The Nature Principle - Reconnecting with Life in a Virtual Age.
This New Nature Movement taps into the restorative powers of the natural world to boost mental acuity and creativity; promote health and wellness; build smarter and more sustainable businesses, communities, and economies; and ultimately strengthen human bonds. Supported by groundbreaking research, anecdotal evidence, and compelling personal stories, Louv offers renewed optimism while challenging us to rethink the way we live.
Last Child in the Woods - Saving our Children from Nature Deficit Disorder
Richard Louv was the first to identify a phenomenon we all knew existed but couldn't quite articulate: nature-deficit disorder. His book Last Child in the Woods created a national conversation about the disconnection between children and nature, and his message has galvanized an international movement. Now, three years after its initial publication, we have reached a tipping point, with Leave No Child Inside initiatives adopted in at least 30 regions within 21 states, and in Canada, Holland, Australia, and Great Britain.
12x12 - a one-room cabin off the grid and beyond the American dream.
Why would a successful American physician choose to live in a twelve-foot-by-twelve-foot cabin without running water or electricity?

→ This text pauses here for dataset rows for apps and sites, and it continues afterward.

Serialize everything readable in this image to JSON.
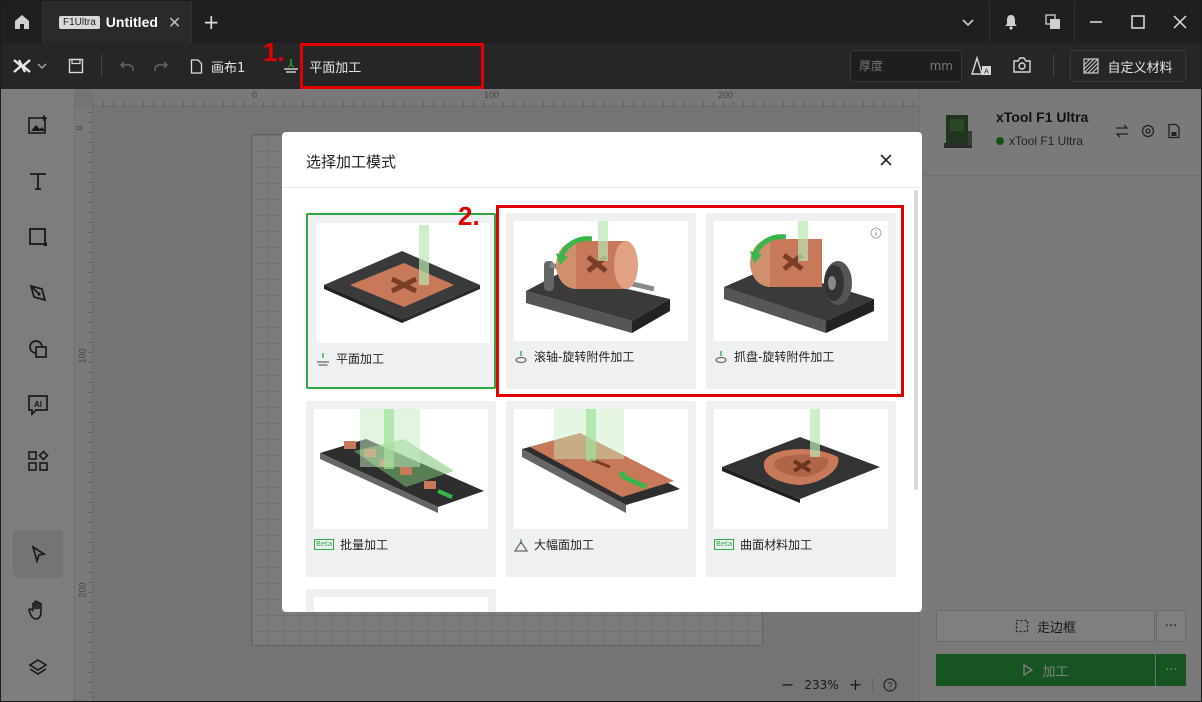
{
  "titlebar": {
    "tab_badge": "F1Ultra",
    "tab_title": "Untitled",
    "icons": [
      "home-icon",
      "close-icon",
      "plus-icon",
      "chevron-down-icon",
      "bell-icon",
      "windows-icon",
      "minimize-icon",
      "maximize-icon",
      "close-window-icon"
    ]
  },
  "toolbar": {
    "canvas_label": "画布1",
    "mode_label": "平面加工",
    "thickness_placeholder": "厚度",
    "thickness_unit": "mm",
    "custom_material": "自定义材料"
  },
  "rulers": {
    "h_ticks": [
      "0",
      "100",
      "200"
    ],
    "v_ticks": [
      "0",
      "100",
      "200"
    ]
  },
  "zoom": {
    "value": "233%"
  },
  "device": {
    "name": "xTool F1 Ultra",
    "status": "xTool F1 Ultra",
    "status_color": "#29a33b"
  },
  "actions": {
    "frame": "走边框",
    "process": "加工",
    "accent": "#2ca844"
  },
  "modal": {
    "title": "选择加工模式",
    "cards": [
      {
        "label": "平面加工",
        "selected": true,
        "icon": "flat-mode-icon"
      },
      {
        "label": "滚轴-旋转附件加工",
        "selected": false,
        "icon": "rotary-mode-icon"
      },
      {
        "label": "抓盘-旋转附件加工",
        "selected": false,
        "icon": "rotary-mode-icon",
        "info": true
      },
      {
        "label": "批量加工",
        "selected": false,
        "icon": "beta-badge",
        "badge": "Beta"
      },
      {
        "label": "大幅面加工",
        "selected": false,
        "icon": "large-mode-icon"
      },
      {
        "label": "曲面材料加工",
        "selected": false,
        "icon": "beta-badge",
        "badge": "Beta"
      }
    ]
  },
  "annotations": {
    "step1": "1.",
    "step2": "2.",
    "color": "#e00000"
  }
}
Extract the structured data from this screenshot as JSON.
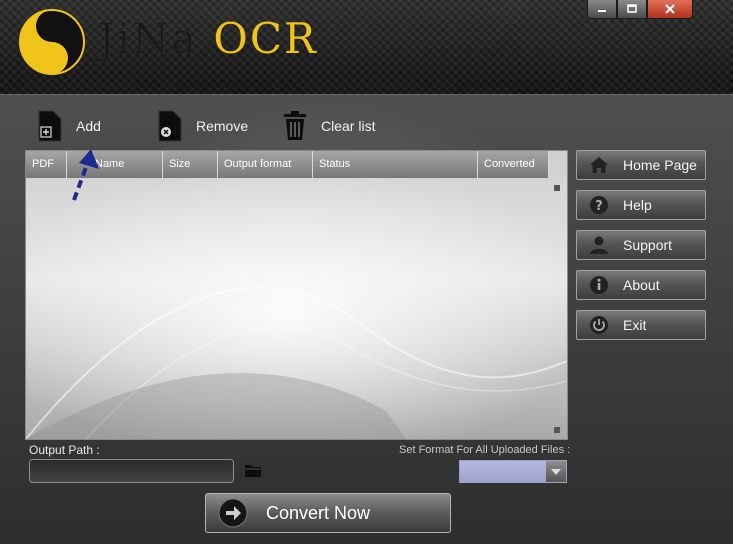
{
  "header": {
    "title_part1": "JiNa",
    "title_part2": "OCR",
    "window_buttons": [
      "minimize",
      "maximize",
      "close"
    ]
  },
  "toolbar": {
    "add_label": "Add",
    "remove_label": "Remove",
    "clear_label": "Clear list"
  },
  "file_table": {
    "columns": [
      "PDF",
      "Name",
      "Size",
      "Output format",
      "Status",
      "Converted"
    ],
    "rows": []
  },
  "nav": {
    "items": [
      {
        "label": "Home Page",
        "icon": "home-icon"
      },
      {
        "label": "Help",
        "icon": "question-icon"
      },
      {
        "label": "Support",
        "icon": "person-icon"
      },
      {
        "label": "About",
        "icon": "info-icon"
      },
      {
        "label": "Exit",
        "icon": "power-icon"
      }
    ]
  },
  "output": {
    "label": "Output Path :",
    "value": "",
    "format_label": "Set Format For All Uploaded Files :",
    "format_value": ""
  },
  "actions": {
    "convert_label": "Convert Now"
  },
  "colors": {
    "accent": "#f0c419",
    "format_select": "#a9addb"
  }
}
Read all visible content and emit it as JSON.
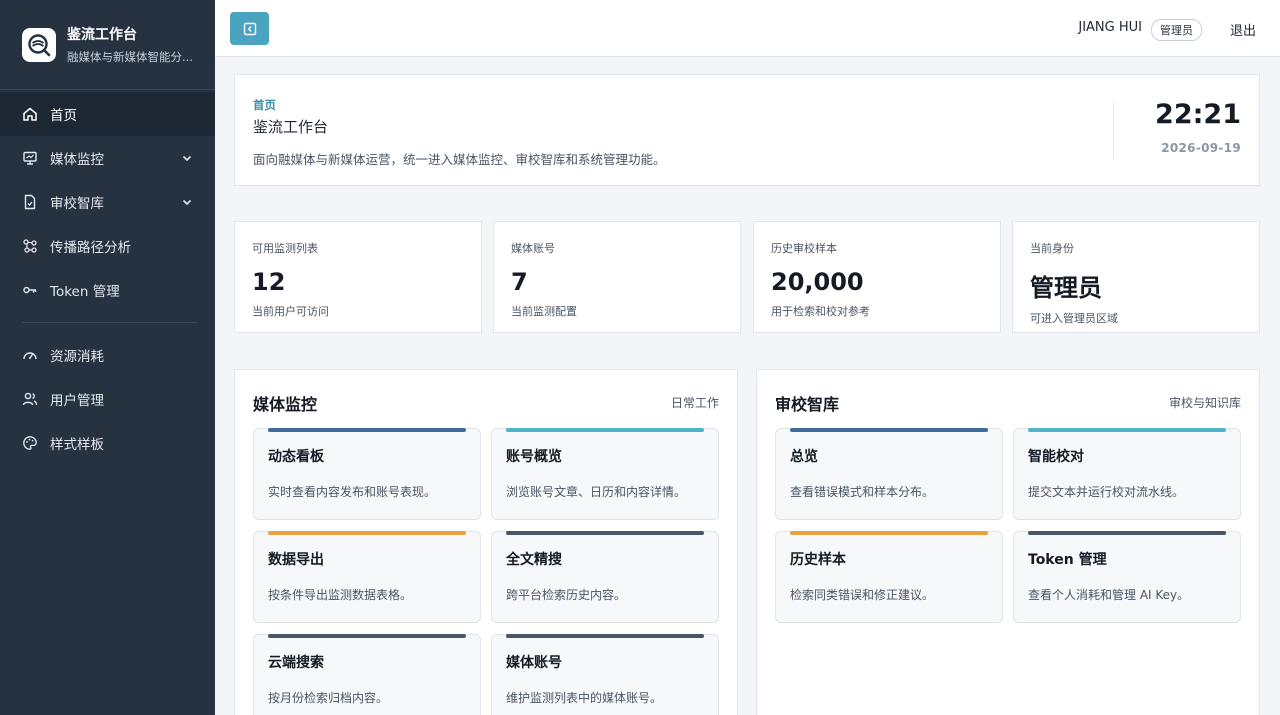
{
  "brand": {
    "title": "鉴流工作台",
    "subtitle": "融媒体与新媒体智能分..."
  },
  "sidebar": {
    "items": [
      {
        "label": "首页",
        "icon": "home-icon"
      },
      {
        "label": "媒体监控",
        "icon": "monitor-icon"
      },
      {
        "label": "审校智库",
        "icon": "document-icon"
      },
      {
        "label": "传播路径分析",
        "icon": "network-icon"
      },
      {
        "label": "Token 管理",
        "icon": "key-icon"
      },
      {
        "label": "资源消耗",
        "icon": "gauge-icon"
      },
      {
        "label": "用户管理",
        "icon": "users-icon"
      },
      {
        "label": "样式样板",
        "icon": "palette-icon"
      }
    ]
  },
  "topbar": {
    "user_name": "JIANG HUI",
    "role": "管理员",
    "logout": "退出"
  },
  "header": {
    "breadcrumb": "首页",
    "title": "鉴流工作台",
    "description": "面向融媒体与新媒体运营，统一进入媒体监控、审校智库和系统管理功能。",
    "time": "22:21",
    "date": "2026-09-19"
  },
  "stats": [
    {
      "label": "可用监测列表",
      "value": "12",
      "note": "当前用户可访问"
    },
    {
      "label": "媒体账号",
      "value": "7",
      "note": "当前监测配置"
    },
    {
      "label": "历史审校样本",
      "value": "20,000",
      "note": "用于检索和校对参考"
    },
    {
      "label": "当前身份",
      "value": "管理员",
      "note": "可进入管理员区域"
    }
  ],
  "panels": {
    "media": {
      "title": "媒体监控",
      "tag": "日常工作",
      "cards": [
        {
          "title": "动态看板",
          "desc": "实时查看内容发布和账号表现。",
          "color": "#3f6b9a"
        },
        {
          "title": "账号概览",
          "desc": "浏览账号文章、日历和内容详情。",
          "color": "#4fb3c9"
        },
        {
          "title": "数据导出",
          "desc": "按条件导出监测数据表格。",
          "color": "#e8a23f"
        },
        {
          "title": "全文精搜",
          "desc": "跨平台检索历史内容。",
          "color": "#4a5565"
        },
        {
          "title": "云端搜索",
          "desc": "按月份检索归档内容。",
          "color": "#4a5565"
        },
        {
          "title": "媒体账号",
          "desc": "维护监测列表中的媒体账号。",
          "color": "#4a5565"
        }
      ]
    },
    "review": {
      "title": "审校智库",
      "tag": "审校与知识库",
      "cards": [
        {
          "title": "总览",
          "desc": "查看错误模式和样本分布。",
          "color": "#3f6b9a"
        },
        {
          "title": "智能校对",
          "desc": "提交文本并运行校对流水线。",
          "color": "#4fb3c9"
        },
        {
          "title": "历史样本",
          "desc": "检索同类错误和修正建议。",
          "color": "#e8a23f"
        },
        {
          "title": "Token 管理",
          "desc": "查看个人消耗和管理 AI Key。",
          "color": "#4a5565"
        }
      ]
    }
  }
}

To find out, writer and activist William Powers visited Dr. Jackie Benton in rural North Carolina. No Name Creek gurgled through Benton’s permaculture farm, and she stroked honeybees’ wings as she shared her wildcrafter philosophy of living on a planet in crisis. Powers, just back from a decade of international aid work, then accepted Benton’s offer to stay at the cabin for a season while she traveled. There, he befriended her eclectic neighbors — organic farmers, biofuel brewers, eco-developers — and discovered a sustainable but imperiled way of life.
Whether you’re a first-time camper or a veteran backpacker befuddled by the challenges of carting a brood—and all the requisite gear—into the great outdoors, here you’ll find all the tips and tools you need to plan the perfect nature adventure with your family. Humorous and irreverent, yet always authoritative, this guide to camping with kids, from babies through pre-teens, is filled with checklists, smart tips, recipes, games, activities, and art projects. Helen Olsson, a seasoned camper and mother of three, shares lessons learned over the years of nature outings with her own family. Learn the basics of family camping, from choosing a destination and packing gear to setting up a campsite and keeping little ones safe. Create the perfect camp menu with simple and tasty recipe ideas. Discover foolproof tips and tactics for keeping kids happy and entertained while hiking. Explore nature through clever and creative camp arts and craft projects. This guide is your game plan to unplugging from the digital world and connecting your kids to nature. Whether it’s roasting marshmallows around a crackling campfire or stretching out on a camp mat to gaze at the stars, the memories you’ll be making will last a lifetime.